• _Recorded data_
****************

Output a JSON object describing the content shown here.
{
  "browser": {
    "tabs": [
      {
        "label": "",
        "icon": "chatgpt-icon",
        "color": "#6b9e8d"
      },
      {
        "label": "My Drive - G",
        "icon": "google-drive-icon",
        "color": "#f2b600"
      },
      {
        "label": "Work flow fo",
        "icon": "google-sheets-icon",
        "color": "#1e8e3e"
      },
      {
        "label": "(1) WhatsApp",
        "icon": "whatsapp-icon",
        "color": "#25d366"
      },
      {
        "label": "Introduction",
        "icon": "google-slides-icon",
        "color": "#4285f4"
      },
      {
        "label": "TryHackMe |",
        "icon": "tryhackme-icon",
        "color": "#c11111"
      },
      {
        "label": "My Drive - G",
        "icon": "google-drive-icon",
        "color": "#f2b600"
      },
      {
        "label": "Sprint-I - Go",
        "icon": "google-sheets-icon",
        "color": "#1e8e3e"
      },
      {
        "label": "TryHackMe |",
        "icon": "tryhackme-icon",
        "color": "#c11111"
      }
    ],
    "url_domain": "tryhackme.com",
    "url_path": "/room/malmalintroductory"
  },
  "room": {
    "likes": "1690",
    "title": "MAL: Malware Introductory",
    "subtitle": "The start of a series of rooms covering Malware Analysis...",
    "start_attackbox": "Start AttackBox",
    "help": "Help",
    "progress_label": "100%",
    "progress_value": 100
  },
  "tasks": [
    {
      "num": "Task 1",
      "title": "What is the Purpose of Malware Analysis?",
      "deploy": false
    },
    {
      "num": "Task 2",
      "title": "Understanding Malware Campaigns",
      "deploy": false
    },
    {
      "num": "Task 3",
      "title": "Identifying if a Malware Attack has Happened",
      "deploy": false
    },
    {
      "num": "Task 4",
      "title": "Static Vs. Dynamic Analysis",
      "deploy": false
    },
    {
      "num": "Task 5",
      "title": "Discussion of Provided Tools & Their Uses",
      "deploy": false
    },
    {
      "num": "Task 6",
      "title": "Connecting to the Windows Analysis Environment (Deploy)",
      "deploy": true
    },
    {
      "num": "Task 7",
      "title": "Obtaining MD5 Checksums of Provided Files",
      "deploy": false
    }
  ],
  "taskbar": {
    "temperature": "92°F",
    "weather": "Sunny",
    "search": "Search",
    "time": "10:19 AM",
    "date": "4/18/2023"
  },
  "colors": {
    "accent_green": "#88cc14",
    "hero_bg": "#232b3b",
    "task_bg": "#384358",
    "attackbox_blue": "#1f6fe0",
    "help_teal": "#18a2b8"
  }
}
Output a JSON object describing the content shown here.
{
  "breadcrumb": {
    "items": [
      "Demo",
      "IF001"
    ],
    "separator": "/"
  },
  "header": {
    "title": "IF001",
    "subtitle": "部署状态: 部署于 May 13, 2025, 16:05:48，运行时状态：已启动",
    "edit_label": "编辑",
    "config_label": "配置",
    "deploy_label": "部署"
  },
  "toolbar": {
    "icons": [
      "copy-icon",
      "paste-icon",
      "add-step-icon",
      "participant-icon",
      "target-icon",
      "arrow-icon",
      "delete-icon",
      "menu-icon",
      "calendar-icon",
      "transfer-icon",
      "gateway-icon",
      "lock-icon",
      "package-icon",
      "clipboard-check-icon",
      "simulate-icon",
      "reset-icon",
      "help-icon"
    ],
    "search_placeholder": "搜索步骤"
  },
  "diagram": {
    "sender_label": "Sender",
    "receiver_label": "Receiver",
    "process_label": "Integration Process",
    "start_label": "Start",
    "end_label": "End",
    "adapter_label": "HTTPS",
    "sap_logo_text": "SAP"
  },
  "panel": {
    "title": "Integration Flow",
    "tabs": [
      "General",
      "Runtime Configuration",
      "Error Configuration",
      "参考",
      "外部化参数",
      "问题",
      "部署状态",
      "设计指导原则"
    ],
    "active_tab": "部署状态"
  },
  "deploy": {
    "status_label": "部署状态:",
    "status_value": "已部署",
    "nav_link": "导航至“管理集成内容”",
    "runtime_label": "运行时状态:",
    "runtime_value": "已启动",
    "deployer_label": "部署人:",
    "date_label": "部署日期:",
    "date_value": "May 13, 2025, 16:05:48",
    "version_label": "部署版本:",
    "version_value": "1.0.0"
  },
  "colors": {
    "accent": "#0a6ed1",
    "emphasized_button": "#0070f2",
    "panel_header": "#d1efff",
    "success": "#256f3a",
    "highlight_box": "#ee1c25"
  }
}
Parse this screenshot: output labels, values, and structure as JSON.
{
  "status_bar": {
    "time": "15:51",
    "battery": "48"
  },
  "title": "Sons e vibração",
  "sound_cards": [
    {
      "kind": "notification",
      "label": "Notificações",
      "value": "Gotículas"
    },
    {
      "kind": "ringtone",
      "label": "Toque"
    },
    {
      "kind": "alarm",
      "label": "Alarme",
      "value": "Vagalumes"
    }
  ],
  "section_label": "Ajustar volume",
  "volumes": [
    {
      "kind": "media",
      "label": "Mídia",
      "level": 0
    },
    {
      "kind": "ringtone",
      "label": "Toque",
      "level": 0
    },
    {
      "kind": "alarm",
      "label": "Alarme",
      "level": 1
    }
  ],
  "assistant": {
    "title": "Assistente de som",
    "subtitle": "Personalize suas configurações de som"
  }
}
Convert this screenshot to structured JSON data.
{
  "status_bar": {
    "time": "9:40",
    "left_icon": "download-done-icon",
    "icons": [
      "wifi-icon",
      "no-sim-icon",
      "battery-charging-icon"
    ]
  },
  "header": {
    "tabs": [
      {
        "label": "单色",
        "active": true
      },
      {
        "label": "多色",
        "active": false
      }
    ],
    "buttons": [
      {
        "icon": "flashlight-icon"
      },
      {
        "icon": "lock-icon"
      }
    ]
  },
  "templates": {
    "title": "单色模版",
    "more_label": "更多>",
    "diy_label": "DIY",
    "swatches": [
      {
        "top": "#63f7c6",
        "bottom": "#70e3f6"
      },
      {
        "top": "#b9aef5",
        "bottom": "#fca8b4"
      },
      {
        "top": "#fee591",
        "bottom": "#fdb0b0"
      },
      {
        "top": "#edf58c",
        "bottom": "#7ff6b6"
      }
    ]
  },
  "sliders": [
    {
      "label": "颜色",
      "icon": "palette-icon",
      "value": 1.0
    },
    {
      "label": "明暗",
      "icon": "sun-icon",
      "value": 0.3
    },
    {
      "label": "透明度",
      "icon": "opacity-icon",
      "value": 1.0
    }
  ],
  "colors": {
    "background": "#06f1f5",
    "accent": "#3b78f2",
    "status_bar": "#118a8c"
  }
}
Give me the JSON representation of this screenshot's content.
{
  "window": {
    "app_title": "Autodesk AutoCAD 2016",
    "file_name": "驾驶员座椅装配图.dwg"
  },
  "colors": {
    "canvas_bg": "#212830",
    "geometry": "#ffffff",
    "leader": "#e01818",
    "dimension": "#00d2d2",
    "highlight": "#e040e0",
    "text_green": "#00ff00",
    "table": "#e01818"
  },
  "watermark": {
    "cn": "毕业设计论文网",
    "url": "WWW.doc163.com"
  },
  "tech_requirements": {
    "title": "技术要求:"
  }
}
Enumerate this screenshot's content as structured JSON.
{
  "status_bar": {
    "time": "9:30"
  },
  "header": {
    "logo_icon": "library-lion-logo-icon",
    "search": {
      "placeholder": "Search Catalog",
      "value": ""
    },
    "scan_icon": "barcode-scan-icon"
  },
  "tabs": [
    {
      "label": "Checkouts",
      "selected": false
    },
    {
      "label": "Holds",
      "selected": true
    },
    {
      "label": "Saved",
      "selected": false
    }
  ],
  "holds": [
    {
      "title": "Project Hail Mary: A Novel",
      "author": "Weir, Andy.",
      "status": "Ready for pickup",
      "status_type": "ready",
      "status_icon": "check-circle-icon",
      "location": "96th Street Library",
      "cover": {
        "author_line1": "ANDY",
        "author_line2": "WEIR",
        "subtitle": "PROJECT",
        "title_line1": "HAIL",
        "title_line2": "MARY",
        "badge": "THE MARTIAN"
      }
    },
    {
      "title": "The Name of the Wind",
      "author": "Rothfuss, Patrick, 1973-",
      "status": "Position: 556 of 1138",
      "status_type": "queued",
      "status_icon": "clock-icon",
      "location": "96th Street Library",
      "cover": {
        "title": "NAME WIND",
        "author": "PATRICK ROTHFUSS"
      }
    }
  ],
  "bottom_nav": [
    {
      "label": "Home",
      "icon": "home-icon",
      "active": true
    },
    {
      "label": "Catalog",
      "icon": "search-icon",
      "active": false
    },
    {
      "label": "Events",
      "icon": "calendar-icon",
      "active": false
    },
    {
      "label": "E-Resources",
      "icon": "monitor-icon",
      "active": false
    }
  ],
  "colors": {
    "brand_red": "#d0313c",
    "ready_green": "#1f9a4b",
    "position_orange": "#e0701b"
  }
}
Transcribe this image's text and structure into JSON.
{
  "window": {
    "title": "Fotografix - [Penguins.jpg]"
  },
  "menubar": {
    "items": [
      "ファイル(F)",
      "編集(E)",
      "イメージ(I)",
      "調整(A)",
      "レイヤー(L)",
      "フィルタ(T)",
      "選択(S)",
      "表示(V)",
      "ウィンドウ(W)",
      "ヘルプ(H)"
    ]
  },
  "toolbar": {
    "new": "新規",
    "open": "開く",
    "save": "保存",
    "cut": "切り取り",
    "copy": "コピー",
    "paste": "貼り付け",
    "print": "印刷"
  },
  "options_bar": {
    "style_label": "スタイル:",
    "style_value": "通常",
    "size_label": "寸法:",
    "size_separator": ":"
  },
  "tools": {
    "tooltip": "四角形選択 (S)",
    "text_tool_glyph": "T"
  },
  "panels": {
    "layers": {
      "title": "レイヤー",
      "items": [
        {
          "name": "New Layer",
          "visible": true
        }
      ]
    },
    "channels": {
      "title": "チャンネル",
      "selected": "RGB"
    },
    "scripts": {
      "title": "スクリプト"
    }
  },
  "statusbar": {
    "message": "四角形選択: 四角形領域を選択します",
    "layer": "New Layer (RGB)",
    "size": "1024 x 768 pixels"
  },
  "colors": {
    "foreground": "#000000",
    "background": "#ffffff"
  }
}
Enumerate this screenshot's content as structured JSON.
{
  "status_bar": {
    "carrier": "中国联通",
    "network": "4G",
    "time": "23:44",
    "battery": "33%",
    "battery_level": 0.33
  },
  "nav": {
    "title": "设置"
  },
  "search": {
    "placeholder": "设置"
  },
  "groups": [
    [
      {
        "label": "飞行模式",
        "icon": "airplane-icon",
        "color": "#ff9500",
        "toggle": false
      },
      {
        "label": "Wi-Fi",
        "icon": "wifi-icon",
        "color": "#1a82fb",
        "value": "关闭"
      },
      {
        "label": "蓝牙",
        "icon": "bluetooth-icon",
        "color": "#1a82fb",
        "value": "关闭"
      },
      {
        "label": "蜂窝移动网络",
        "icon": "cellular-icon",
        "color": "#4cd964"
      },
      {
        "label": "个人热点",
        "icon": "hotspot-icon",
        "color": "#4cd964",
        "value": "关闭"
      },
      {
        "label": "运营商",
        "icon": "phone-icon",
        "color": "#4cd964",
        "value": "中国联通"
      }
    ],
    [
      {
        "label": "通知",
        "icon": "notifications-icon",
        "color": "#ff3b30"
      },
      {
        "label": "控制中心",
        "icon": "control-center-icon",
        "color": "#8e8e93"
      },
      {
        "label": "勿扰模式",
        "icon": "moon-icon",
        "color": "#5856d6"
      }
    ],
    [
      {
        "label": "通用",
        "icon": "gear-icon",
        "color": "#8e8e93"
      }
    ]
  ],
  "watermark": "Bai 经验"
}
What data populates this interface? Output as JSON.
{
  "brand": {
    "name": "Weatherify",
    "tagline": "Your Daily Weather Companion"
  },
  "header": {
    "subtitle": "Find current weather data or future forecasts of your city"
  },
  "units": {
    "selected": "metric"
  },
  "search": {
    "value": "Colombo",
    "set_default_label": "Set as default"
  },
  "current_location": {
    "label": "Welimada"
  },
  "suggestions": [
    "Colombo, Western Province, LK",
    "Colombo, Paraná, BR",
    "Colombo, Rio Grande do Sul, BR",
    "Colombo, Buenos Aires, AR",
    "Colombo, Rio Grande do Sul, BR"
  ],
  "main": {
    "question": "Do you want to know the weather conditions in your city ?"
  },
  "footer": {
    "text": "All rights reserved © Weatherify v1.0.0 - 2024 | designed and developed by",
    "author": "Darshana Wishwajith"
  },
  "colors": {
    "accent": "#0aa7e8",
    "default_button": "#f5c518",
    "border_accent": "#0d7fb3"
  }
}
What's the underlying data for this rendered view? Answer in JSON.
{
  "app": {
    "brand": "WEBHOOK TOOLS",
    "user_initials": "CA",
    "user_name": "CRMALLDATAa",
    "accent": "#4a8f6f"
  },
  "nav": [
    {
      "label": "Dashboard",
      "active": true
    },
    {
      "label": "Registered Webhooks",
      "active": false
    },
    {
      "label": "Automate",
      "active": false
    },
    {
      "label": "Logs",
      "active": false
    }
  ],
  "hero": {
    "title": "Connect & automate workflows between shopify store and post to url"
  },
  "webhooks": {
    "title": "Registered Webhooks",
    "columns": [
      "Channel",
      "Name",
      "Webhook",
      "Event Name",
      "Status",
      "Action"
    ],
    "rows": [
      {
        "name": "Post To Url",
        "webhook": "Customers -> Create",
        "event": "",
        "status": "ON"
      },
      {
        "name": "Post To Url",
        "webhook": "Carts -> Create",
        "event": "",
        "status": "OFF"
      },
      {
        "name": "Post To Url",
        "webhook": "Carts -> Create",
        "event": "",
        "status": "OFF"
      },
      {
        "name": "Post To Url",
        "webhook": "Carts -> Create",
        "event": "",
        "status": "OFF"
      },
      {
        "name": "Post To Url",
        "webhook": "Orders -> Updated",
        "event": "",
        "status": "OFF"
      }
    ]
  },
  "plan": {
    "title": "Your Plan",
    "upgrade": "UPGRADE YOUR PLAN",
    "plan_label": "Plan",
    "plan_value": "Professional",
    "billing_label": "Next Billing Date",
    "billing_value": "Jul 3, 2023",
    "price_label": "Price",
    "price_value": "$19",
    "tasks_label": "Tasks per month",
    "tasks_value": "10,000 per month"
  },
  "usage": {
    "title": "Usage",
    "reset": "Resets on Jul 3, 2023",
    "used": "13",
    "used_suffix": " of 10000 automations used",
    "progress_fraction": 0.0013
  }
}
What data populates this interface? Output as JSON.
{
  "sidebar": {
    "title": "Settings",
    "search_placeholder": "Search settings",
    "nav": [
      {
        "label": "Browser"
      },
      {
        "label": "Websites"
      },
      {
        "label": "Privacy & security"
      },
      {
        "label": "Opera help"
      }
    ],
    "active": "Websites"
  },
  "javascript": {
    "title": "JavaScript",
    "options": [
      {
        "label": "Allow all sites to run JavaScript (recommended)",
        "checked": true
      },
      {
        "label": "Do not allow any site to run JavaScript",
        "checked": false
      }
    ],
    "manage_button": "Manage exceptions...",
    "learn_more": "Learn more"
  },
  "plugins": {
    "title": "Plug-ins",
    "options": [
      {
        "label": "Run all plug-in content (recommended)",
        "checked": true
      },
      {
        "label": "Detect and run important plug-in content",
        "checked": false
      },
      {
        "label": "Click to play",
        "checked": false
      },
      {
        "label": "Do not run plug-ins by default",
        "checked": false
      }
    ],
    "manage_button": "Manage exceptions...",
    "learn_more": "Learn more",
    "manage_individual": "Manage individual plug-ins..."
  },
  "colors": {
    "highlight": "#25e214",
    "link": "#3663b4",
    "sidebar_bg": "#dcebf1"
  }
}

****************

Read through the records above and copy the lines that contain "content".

Output a JSON object describing the content shown here.
Output a JSON object describing the content shown here.
Give me the JSON representation of this screenshot's content.
Enumerate this screenshot's content as structured JSON.
Enumerate this screenshot's content as structured JSON.
        "label": "Run all plug-in content (recommended)",
        "label": "Detect and run important plug-in content",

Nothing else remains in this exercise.